While I was harvesting pecans, I was also taking advantage of that beautiful November Saturday to make my Bluebird house rounds. I would rather do this annual chore now, in the sunshine and mild wind, traipsing up and down the hills through the tall grass, before the world gets cold and breezy again.
I'm pleased to report that 11 of 19 boxes, were occupied by Bluebirds this year, a record for me. Eight of the eleven were boxes of my own North American Bluebird Society-approved design. Of course, many of you remember the hatch group that I watched closely this year, raised in this nest (to the right) as it looks now and pictured during their growth period (below to the left). If you haven't seen them before, this is a pretty typical nest for a bluebird, perhaps even a little on the cushy side. Eastern Bluebirds are not, by any anthropomorphic comparison, very good architects and they seldom place more than an inch of unorganized grass in the bottom of their boxes, varying a little upon the depth of the box cavity.
Of the other eight boxes, two were completely unoccupied and six were occupied by whatever species in my area fills the entire box, top to bottom, with small twigs (House Wren?) The latter six boxes were all close to the border of the trees in the draw. I had placed them along that border but facing the open prairie, thinking that the Bluebirds would like the sites, but the Bluebirds seem to be drawn to boxes out in the middle of the grasses, on fence posts. Since Bluebirds often start nesting in early February in this area, I presume they've got first choice on most of these boxes and are leaving the boxes around the woods and ponds for others. I think this year I will move some of the woodline boxes out farther into the fields just to make sure I've got a surplus of Bluebird-approved housing in the area.

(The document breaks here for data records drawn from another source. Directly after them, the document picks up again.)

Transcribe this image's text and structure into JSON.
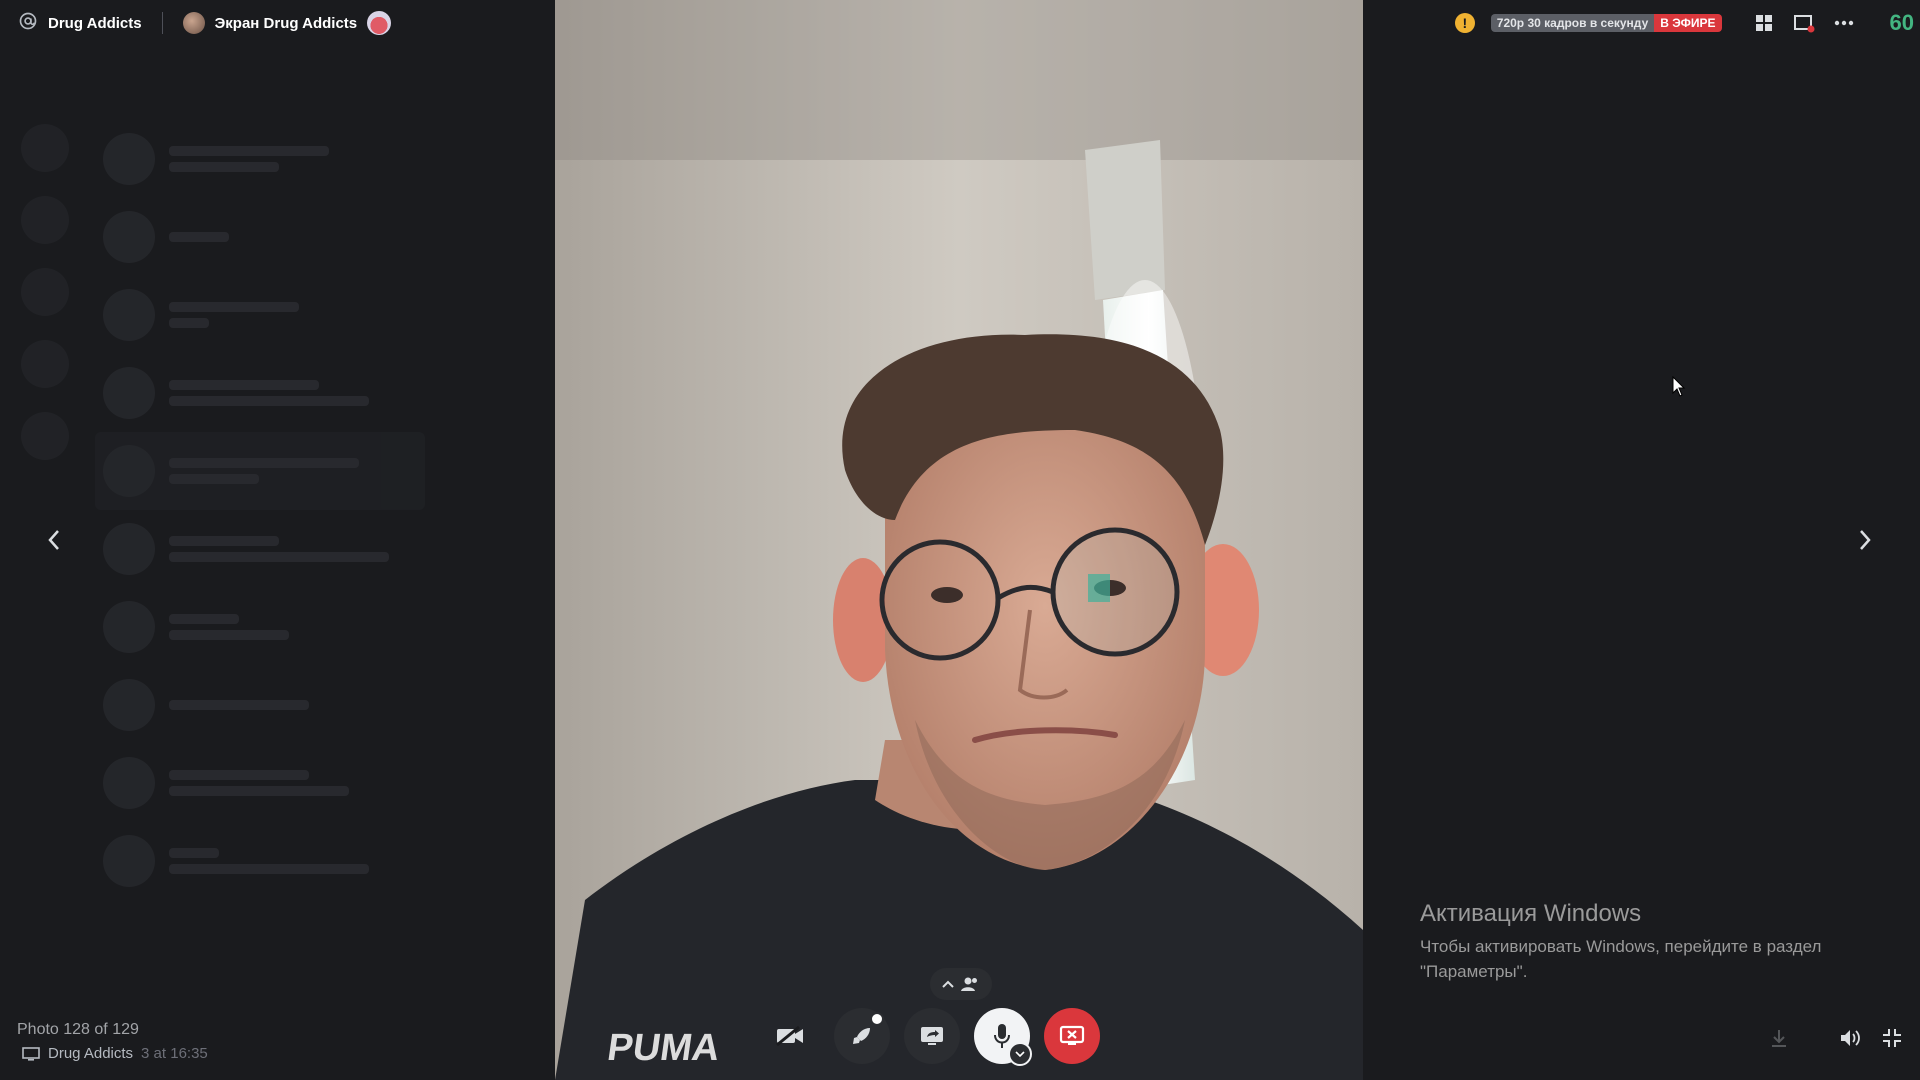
{
  "topbar": {
    "server_name": "Drug Addicts",
    "stream_title": "Экран Drug Addicts",
    "quality": "720p 30 кадров в секунду",
    "live_label": "В ЭФИРЕ",
    "fps": "60"
  },
  "viewer": {
    "counter": "Photo 128 of 129",
    "channel_chip": "Drug Addicts",
    "timestamp_fragment": "3 at 16:35"
  },
  "watermark": {
    "title": "Активация Windows",
    "body": "Чтобы активировать Windows, перейдите в раздел \"Параметры\"."
  },
  "colors": {
    "accent_live": "#da373c",
    "warning": "#f0b232",
    "fps": "#43b581",
    "background": "#1a1b1e"
  },
  "icons": {
    "server": "at-icon",
    "warning": "warning-icon",
    "grid": "grid-layout-icon",
    "popout": "popout-window-icon",
    "more": "more-icon",
    "camera": "camera-off-icon",
    "activity": "rocket-icon",
    "screen": "screen-share-icon",
    "mic": "mic-icon",
    "end": "stop-stream-icon",
    "participants": "participants-icon",
    "volume": "volume-icon",
    "exit_fullscreen": "exit-fullscreen-icon"
  }
}
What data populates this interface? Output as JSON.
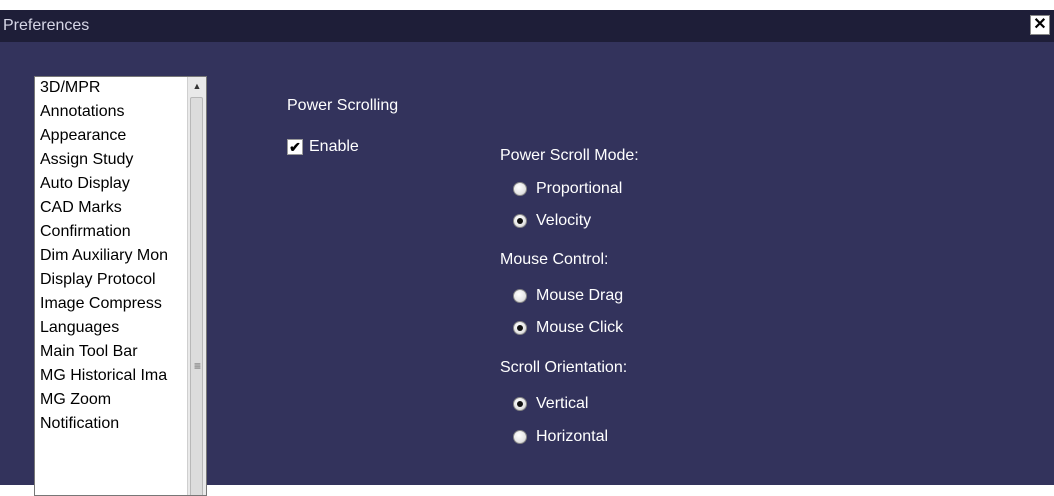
{
  "window": {
    "title": "Preferences",
    "close_label": "✕"
  },
  "sidebar": {
    "items": [
      "3D/MPR",
      "Annotations",
      "Appearance",
      "Assign Study",
      "Auto Display",
      "CAD Marks",
      "Confirmation",
      "Dim Auxiliary Mon",
      "Display Protocol",
      "Image Compress",
      "Languages",
      "Main Tool Bar",
      "MG Historical Ima",
      "MG Zoom",
      "Notification"
    ],
    "scroll_up_glyph": "▲",
    "grip_glyph": "≡"
  },
  "power_scrolling": {
    "section_title": "Power Scrolling",
    "enable_label": "Enable",
    "enable_checked": true,
    "check_glyph": "✔",
    "scroll_mode": {
      "label": "Power Scroll Mode:",
      "options": [
        "Proportional",
        "Velocity"
      ],
      "selected": "Velocity"
    },
    "mouse_control": {
      "label": "Mouse Control:",
      "options": [
        "Mouse Drag",
        "Mouse Click"
      ],
      "selected": "Mouse Click"
    },
    "scroll_orientation": {
      "label": "Scroll Orientation:",
      "options": [
        "Vertical",
        "Horizontal"
      ],
      "selected": "Vertical"
    }
  },
  "colors": {
    "background": "#33335c",
    "titlebar": "#1e1e38",
    "text": "#ffffff"
  }
}
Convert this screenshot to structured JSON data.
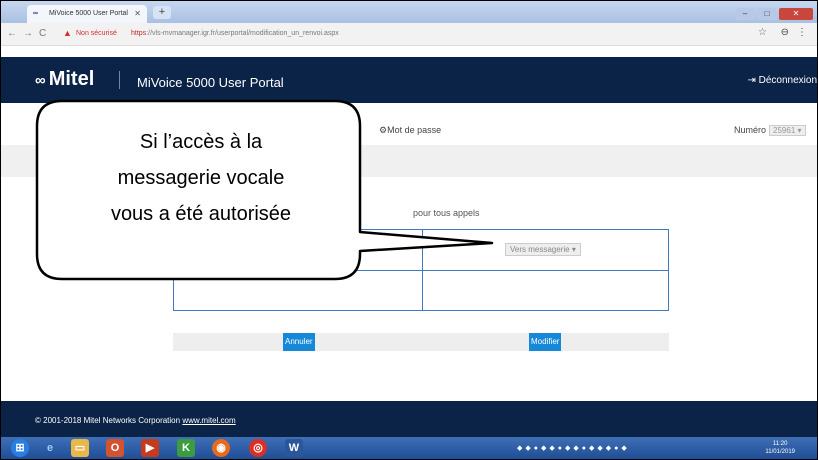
{
  "browser": {
    "tab_title": "MiVoice 5000 User Portal",
    "tab_icon": "mitel-favicon-icon",
    "insecure_label": "Non sécurisé",
    "url_scheme": "https",
    "url_rest": "://vls-mvmanager.igr.fr/userportal/modification_un_renvoi.aspx"
  },
  "header": {
    "logo_text": "Mitel",
    "portal_title": "MiVoice 5000 User Portal",
    "logout_label": "Déconnexion",
    "bg_color": "#0b2346"
  },
  "toolbar": {
    "password_label": "Mot de passe",
    "numero_label": "Numéro",
    "numero_value": "25961"
  },
  "form": {
    "section_label": "pour tous appels",
    "destination_value": "Vers messagerie",
    "cancel_label": "Annuler",
    "modify_label": "Modifier",
    "button_color": "#1588d8"
  },
  "footer": {
    "copyright": "© 2001-2018 Mitel Networks Corporation",
    "link_text": "www.mitel.com"
  },
  "callout": {
    "lines": [
      "Si l’accès à la",
      "messagerie vocale",
      "vous a été autorisée"
    ]
  },
  "taskbar": {
    "time": "11:20",
    "date": "11/01/2019"
  }
}
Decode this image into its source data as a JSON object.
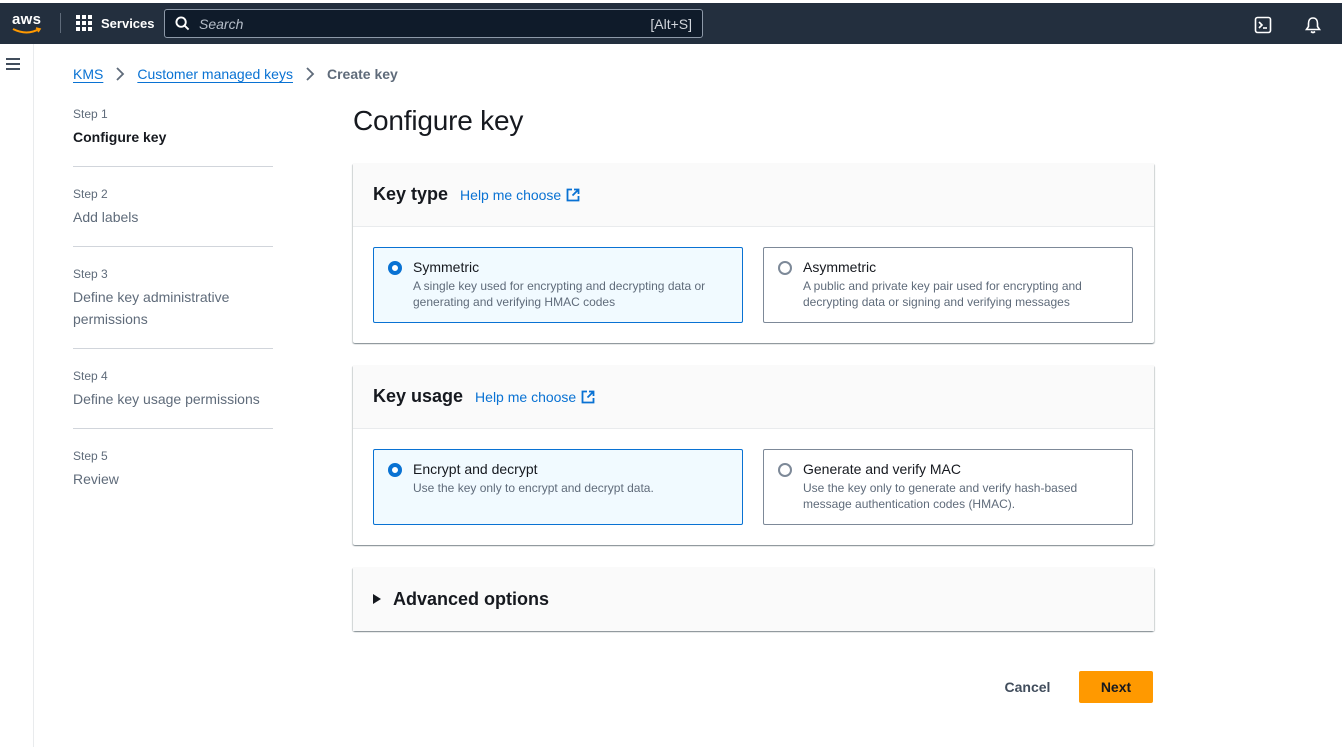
{
  "topnav": {
    "logo_text": "aws",
    "services_label": "Services",
    "search_placeholder": "Search",
    "search_shortcut": "[Alt+S]"
  },
  "breadcrumb": {
    "items": [
      "KMS",
      "Customer managed keys"
    ],
    "current": "Create key"
  },
  "steps": [
    {
      "num": "Step 1",
      "title": "Configure key"
    },
    {
      "num": "Step 2",
      "title": "Add labels"
    },
    {
      "num": "Step 3",
      "title": "Define key administrative permissions"
    },
    {
      "num": "Step 4",
      "title": "Define key usage permissions"
    },
    {
      "num": "Step 5",
      "title": "Review"
    }
  ],
  "page_title": "Configure key",
  "key_type": {
    "title": "Key type",
    "help": "Help me choose",
    "options": [
      {
        "label": "Symmetric",
        "desc": "A single key used for encrypting and decrypting data or generating and verifying HMAC codes",
        "selected": true
      },
      {
        "label": "Asymmetric",
        "desc": "A public and private key pair used for encrypting and decrypting data or signing and verifying messages",
        "selected": false
      }
    ]
  },
  "key_usage": {
    "title": "Key usage",
    "help": "Help me choose",
    "options": [
      {
        "label": "Encrypt and decrypt",
        "desc": "Use the key only to encrypt and decrypt data.",
        "selected": true
      },
      {
        "label": "Generate and verify MAC",
        "desc": "Use the key only to generate and verify hash-based message authentication codes (HMAC).",
        "selected": false
      }
    ]
  },
  "advanced": {
    "title": "Advanced options"
  },
  "actions": {
    "cancel": "Cancel",
    "next": "Next"
  },
  "colors": {
    "nav": "#232f3e",
    "link": "#0972d3",
    "primary": "#ff9900",
    "selected_bg": "#f1faff"
  }
}
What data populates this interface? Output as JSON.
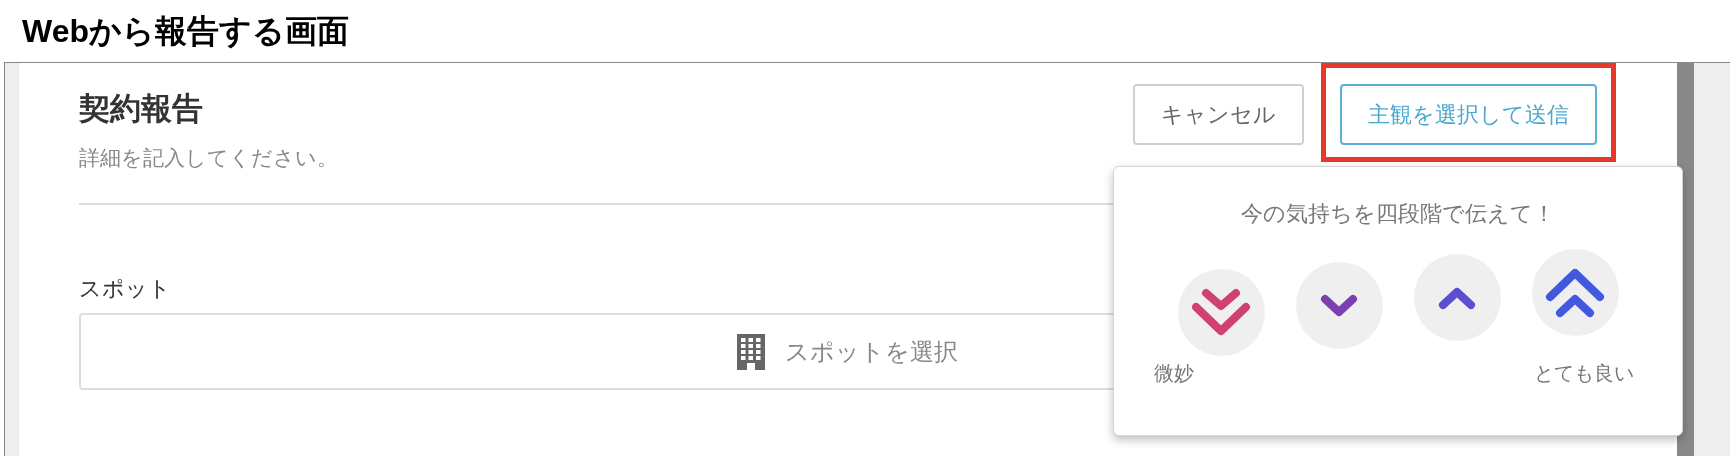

I have to be a bit careful, however, of my site selection. I've found that the donkey's like to rub the boxes left within their reach, often to the point of knocking them down, so I've moved several boxes to the opposite side of the fence from the donkeys or into corners where the little brown asses will have trouble getting at them. Ding and Dong must not like Bluebirds as much as I do.